Japanese Bread Knives
A serrated knife is the most ideal knife to cut bread with because it saws rather than slice which will put pressure and squash the bread.
Since normal Japanese knives have smooth edges for easy sharpening, this means you'll want a dedicated bread knife.
Japanese bread knives aren't too different from western ones, but they follow the general trend of being a bit thinner and sharper.
Kai Wasabi Bread Knife
- Daido 1k6 high-carbon stainless steel
- Japanese style single sided blade
- Serrated edge
Kai's offering is rather unique in its one-sided blade. Because it's only sharpened on one edge, food sticks less which means that it can slide through a loaf of bread like butter, if you'll excuse the tired expression.
Its high-carbon stainless is perfect for retaining an edge without regular sharpening, which is ideal, because serrated blades are a pain to sharpen at home.
Japanese Butcher Knives
If you want the absolute sharpest in chopping implements, Japanese butcher knives may be for you.
While you'll want to avoid bones and hard cutting surfaces like granite, these bad boys get crazy sharp.
The shape of these knives mirrors their western counterparts - they're rectangular, designed to make full contact with your cutting surface at the bottom of a chop.
ZHEN Light Slicer Chopping Chef Butcher Knife
- Incredibly sharp 15 degree blade angle
- Subtle Damascus pattern
- 67-Layer VG-10 Japanese Steel, with HRC 60-62
- Pakkawood handle
The jury is out with regards to the semantics of this knife. A true butcher knife would be able to cut bone, but the ZHEN suggests that this knife is too sharp and delicate for such a gruesome task.

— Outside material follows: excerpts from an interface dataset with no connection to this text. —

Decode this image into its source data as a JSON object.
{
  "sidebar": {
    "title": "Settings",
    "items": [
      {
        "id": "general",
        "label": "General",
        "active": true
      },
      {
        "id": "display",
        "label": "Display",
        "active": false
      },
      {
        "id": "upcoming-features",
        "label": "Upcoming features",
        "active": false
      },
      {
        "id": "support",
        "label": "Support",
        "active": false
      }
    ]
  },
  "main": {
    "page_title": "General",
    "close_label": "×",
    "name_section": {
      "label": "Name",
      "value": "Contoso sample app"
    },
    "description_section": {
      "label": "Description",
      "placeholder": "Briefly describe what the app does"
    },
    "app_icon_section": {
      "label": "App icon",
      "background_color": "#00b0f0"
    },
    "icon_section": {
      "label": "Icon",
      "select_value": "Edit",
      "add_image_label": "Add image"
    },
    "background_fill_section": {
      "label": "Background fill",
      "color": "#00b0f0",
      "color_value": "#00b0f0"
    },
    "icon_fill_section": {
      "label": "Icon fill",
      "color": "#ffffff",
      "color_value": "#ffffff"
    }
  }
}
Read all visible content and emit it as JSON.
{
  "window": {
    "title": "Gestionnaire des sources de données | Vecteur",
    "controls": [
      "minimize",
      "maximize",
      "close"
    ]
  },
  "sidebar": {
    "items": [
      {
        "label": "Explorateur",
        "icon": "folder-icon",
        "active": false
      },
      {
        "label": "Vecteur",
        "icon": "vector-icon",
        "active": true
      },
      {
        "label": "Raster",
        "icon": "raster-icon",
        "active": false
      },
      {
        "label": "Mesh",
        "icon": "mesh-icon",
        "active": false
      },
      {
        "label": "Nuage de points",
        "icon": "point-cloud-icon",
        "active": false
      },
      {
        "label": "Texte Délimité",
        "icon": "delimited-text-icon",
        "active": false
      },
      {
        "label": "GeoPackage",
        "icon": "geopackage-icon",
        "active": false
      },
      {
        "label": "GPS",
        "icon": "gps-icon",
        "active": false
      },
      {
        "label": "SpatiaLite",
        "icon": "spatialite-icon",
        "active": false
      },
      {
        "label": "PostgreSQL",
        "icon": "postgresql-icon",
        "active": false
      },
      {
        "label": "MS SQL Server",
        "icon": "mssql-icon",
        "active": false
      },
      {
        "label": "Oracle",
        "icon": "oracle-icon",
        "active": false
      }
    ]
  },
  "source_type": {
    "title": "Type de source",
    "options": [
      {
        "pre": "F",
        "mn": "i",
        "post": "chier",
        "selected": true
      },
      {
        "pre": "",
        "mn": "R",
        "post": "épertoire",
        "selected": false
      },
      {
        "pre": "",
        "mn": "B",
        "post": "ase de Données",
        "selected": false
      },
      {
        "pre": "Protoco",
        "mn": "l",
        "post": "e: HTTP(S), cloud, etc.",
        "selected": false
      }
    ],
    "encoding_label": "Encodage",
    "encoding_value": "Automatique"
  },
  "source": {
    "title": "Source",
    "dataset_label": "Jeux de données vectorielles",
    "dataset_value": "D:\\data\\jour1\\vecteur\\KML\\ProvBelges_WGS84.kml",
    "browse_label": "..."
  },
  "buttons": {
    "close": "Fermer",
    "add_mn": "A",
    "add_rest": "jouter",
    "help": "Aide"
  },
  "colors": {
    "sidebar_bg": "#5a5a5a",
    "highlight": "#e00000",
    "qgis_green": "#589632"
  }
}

Nevertheless, it remains an excellent addition to any kitchen, as long as you stick to meat, vegetables and fruit.
The reason for this restriction is apparent when you handle the knife. It's rather thin, with an extremely sharp 15 degree edge right out of the box. This enables you to cut the most difficult and finicky vegetables easier.
The handle of this knife is shaped to allow you to crush garlic, should you so choose. Despite this (or perhaps because of this), the knife should feel balanced in your hand.
In terms of safety, a sharp knife is a safer knife since less pressure is needed to use it. This gives you more control in the event of a slip. With Japanese knives, we’re always reminded of their sharpness.
For those who take pride in their knives or are simply looking for a better option than a standard knife you find at department stores, a Japanese knife may be a good option for you.
And of course there are options for those who wish to invest in an expensive set and options for those who are on a budget.
In this guide we’ve covered both ends of the spectrum across various types of knives that should help you in decide on the best Japanese knives for you and your kitchen.
Did you enjoy this guide? Let us know in the comments and feel free to share your experiences with Japanese knives.